** AVAILABLE DATA follows **
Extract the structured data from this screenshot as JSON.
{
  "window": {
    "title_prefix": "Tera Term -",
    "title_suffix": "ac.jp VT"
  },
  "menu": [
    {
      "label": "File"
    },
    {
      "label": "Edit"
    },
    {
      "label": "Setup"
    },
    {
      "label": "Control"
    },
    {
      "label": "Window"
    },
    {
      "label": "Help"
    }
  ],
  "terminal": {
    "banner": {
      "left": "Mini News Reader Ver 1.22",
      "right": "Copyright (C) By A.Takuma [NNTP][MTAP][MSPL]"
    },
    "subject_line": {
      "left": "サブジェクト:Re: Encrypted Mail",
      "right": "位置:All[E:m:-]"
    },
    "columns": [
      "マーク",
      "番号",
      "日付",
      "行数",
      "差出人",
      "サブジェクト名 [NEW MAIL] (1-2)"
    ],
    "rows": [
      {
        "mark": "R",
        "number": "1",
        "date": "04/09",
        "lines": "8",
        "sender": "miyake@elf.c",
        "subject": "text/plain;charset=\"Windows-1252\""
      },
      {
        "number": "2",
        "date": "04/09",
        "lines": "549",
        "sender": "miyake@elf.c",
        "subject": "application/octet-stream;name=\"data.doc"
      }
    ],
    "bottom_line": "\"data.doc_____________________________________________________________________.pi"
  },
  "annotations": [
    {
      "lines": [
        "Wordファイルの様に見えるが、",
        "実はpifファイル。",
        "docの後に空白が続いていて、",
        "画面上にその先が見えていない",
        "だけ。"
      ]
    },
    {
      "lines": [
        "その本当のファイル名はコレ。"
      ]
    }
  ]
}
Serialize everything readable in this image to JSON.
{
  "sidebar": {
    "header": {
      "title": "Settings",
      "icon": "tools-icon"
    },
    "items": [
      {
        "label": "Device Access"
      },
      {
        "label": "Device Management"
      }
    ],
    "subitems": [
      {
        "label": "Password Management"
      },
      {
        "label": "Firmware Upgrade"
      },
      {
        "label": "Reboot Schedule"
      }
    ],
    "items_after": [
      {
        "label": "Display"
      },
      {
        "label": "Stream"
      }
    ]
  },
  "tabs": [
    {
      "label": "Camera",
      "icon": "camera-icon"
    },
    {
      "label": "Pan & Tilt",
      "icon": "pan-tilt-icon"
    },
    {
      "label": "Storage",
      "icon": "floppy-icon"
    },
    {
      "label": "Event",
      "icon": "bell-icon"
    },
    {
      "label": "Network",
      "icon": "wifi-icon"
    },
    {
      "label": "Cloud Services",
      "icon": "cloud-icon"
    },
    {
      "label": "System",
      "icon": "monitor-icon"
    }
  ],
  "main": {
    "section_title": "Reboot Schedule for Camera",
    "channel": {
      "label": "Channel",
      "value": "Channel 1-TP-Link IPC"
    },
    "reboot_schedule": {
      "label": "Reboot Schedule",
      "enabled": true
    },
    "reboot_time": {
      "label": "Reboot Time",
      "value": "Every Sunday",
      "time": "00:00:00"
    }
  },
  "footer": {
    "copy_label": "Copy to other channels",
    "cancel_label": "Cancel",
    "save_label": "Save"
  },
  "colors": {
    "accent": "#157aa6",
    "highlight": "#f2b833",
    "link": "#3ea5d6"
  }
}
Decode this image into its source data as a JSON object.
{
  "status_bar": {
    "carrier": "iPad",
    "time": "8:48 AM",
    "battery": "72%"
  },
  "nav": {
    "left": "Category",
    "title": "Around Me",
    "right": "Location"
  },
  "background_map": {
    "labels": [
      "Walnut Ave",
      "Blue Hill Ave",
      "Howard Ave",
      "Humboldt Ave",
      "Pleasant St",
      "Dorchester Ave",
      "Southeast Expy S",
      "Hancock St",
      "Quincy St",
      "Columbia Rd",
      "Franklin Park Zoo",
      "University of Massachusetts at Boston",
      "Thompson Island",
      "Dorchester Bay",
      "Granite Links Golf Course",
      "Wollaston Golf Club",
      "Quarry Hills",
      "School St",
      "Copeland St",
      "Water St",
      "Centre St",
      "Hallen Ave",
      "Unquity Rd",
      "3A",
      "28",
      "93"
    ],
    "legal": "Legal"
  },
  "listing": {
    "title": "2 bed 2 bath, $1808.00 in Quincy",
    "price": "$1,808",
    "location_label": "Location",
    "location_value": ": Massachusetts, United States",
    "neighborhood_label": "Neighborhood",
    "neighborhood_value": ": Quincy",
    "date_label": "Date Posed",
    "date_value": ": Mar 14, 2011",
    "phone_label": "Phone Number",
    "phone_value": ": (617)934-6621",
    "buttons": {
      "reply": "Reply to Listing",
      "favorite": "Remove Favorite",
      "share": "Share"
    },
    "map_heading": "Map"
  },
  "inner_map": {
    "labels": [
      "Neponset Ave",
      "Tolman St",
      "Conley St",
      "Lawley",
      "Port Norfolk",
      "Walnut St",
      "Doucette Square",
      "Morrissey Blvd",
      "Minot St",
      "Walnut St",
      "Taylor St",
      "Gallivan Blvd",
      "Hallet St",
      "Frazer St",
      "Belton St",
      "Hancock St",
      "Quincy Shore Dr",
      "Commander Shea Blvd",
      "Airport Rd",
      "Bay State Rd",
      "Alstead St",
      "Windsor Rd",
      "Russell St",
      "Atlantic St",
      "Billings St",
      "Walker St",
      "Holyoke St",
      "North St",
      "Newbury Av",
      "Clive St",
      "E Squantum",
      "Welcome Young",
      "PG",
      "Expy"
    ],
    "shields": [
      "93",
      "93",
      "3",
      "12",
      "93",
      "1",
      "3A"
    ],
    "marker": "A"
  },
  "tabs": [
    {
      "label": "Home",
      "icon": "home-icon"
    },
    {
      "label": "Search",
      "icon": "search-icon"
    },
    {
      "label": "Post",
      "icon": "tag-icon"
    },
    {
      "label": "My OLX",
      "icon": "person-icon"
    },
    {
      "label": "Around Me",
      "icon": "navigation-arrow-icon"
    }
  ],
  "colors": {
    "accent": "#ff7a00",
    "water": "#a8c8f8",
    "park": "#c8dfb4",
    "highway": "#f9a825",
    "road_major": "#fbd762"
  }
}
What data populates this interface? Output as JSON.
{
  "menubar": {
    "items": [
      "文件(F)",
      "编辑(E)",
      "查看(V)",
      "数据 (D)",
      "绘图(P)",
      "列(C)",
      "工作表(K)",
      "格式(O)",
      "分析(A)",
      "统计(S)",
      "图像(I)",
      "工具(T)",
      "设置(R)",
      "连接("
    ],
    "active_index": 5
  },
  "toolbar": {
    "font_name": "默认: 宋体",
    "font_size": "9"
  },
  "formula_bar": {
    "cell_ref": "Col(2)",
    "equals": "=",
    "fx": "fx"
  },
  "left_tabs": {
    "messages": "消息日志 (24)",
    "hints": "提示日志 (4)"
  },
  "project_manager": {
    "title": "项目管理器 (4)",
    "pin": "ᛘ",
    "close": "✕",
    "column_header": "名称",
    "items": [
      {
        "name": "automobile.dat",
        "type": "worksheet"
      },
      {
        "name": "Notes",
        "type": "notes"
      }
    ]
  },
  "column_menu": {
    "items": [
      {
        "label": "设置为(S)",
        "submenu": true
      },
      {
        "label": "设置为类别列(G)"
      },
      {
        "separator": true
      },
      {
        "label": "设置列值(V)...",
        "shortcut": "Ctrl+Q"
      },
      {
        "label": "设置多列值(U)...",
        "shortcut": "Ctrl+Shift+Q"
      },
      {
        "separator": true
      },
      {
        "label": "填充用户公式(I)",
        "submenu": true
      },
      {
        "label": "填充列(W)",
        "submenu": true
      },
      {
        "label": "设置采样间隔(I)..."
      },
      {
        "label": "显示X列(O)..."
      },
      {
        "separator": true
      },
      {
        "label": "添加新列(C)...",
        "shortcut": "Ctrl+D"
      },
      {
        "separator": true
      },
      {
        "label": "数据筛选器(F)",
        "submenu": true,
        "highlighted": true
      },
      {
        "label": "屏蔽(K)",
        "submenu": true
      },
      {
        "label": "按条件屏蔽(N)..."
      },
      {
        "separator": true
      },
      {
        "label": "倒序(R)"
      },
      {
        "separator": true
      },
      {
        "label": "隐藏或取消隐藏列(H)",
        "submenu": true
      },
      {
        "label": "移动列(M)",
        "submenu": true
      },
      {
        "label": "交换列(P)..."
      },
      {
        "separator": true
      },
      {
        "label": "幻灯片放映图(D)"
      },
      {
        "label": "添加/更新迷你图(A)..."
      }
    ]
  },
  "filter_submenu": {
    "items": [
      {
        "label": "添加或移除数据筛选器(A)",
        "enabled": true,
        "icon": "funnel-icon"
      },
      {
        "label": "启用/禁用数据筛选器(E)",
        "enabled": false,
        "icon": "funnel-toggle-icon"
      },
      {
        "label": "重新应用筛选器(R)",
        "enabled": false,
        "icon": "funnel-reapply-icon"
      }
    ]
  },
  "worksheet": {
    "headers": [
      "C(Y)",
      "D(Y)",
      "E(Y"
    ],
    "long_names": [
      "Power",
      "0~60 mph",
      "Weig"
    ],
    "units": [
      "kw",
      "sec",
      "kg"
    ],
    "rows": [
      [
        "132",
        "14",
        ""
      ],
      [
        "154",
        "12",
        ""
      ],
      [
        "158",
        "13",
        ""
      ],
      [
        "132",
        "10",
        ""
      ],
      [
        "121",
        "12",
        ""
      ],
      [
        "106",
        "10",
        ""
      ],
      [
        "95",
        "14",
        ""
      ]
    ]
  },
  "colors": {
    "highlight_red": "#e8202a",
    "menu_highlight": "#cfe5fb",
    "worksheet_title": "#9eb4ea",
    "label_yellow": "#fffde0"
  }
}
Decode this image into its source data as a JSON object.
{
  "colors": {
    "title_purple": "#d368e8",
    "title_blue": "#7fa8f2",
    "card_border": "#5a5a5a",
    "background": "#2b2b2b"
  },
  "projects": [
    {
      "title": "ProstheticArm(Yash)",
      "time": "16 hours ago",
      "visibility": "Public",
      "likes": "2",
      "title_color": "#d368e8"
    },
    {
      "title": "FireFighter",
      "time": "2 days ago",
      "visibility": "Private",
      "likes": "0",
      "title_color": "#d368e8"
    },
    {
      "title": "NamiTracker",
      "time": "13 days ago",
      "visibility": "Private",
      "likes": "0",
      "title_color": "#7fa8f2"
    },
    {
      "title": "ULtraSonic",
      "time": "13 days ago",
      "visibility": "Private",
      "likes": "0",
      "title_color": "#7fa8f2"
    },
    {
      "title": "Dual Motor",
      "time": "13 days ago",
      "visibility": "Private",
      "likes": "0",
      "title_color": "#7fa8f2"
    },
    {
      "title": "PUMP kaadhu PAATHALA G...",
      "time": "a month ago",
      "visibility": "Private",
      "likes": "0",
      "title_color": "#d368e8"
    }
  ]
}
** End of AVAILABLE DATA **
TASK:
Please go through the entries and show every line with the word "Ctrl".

REPLY TO THE EXERCISE:
        "shortcut": "Ctrl+Q"
        "shortcut": "Ctrl+Shift+Q"
        "shortcut": "Ctrl+D"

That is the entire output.